▸ **Work order**: In the entries below, count the lines that hold the string "Corso" and state only that count.

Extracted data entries
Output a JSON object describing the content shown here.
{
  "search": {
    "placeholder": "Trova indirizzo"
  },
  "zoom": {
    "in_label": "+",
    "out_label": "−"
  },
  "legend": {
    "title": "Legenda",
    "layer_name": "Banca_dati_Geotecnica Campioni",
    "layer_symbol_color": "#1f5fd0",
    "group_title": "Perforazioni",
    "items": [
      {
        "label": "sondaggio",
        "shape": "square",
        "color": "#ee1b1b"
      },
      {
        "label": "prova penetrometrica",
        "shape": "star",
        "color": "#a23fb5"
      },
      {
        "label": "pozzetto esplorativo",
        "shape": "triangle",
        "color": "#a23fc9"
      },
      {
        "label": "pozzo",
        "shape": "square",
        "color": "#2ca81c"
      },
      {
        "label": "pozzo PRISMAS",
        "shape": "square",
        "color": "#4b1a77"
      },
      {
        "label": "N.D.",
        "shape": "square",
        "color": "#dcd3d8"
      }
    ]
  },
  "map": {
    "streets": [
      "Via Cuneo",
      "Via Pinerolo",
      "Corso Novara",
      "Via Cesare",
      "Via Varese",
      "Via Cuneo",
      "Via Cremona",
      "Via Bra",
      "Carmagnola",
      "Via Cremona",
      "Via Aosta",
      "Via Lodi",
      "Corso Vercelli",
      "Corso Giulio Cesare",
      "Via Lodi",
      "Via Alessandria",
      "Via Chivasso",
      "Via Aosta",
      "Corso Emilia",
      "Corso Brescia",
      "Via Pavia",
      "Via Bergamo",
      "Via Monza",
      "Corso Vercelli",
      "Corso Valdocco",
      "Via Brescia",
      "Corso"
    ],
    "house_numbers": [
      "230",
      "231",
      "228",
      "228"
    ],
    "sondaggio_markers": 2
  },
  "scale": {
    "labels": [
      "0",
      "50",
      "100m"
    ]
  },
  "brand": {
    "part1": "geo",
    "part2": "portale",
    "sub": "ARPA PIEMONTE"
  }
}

▸ **Result of this task**: 8